⟨
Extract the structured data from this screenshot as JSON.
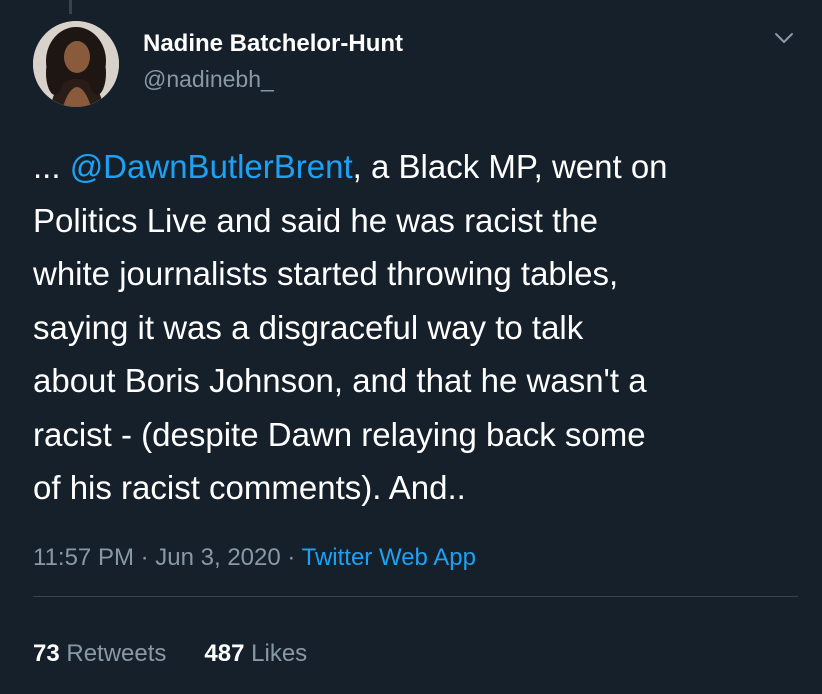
{
  "author": {
    "display_name": "Nadine Batchelor-Hunt",
    "handle": "@nadinebh_",
    "avatar_icon": "profile-photo"
  },
  "menu": {
    "icon": "chevron-down-icon"
  },
  "tweet": {
    "lines": [
      {
        "prefix": "... ",
        "mention": "@DawnButlerBrent",
        "rest": ", a Black MP, went on"
      },
      {
        "text": "Politics Live and said he was racist the"
      },
      {
        "text": "white journalists started throwing tables,"
      },
      {
        "text": "saying it was a disgraceful way to talk"
      },
      {
        "text": "about Boris Johnson, and that he wasn't a"
      },
      {
        "text": "racist - (despite Dawn relaying back some"
      },
      {
        "text": "of his racist comments). And.."
      }
    ]
  },
  "meta": {
    "time": "11:57 PM",
    "separator": " · ",
    "date": "Jun 3, 2020",
    "source": "Twitter Web App"
  },
  "stats": {
    "retweets_count": "73",
    "retweets_label": "Retweets",
    "likes_count": "487",
    "likes_label": "Likes"
  },
  "colors": {
    "background": "#15202b",
    "text": "#ffffff",
    "secondary": "#8899a6",
    "accent": "#1da1f2",
    "divider": "#38444d"
  }
}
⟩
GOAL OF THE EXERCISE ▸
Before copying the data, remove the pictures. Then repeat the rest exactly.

ANSWER SPACE ▸
Extract the structured data from this screenshot as JSON.
{
  "author": {
    "display_name": "Nadine Batchelor-Hunt",
    "handle": "@nadinebh_",
    "avatar_icon": "profile-photo"
  },
  "menu": {
    "icon": "chevron-down-icon"
  },
  "tweet": {
    "lines": [
      {
        "prefix": "... ",
        "mention": "@DawnButlerBrent",
        "rest": ", a Black MP, went on"
      },
      {
        "text": "Politics Live and said he was racist the"
      },
      {
        "text": "white journalists started throwing tables,"
      },
      {
        "text": "saying it was a disgraceful way to talk"
      },
      {
        "text": "about Boris Johnson, and that he wasn't a"
      },
      {
        "text": "racist - (despite Dawn relaying back some"
      },
      {
        "text": "of his racist comments). And.."
      }
    ]
  },
  "meta": {
    "time": "11:57 PM",
    "separator": " · ",
    "date": "Jun 3, 2020",
    "source": "Twitter Web App"
  },
  "stats": {
    "retweets_count": "73",
    "retweets_label": "Retweets",
    "likes_count": "487",
    "likes_label": "Likes"
  },
  "colors": {
    "background": "#15202b",
    "text": "#ffffff",
    "secondary": "#8899a6",
    "accent": "#1da1f2",
    "divider": "#38444d"
  }
}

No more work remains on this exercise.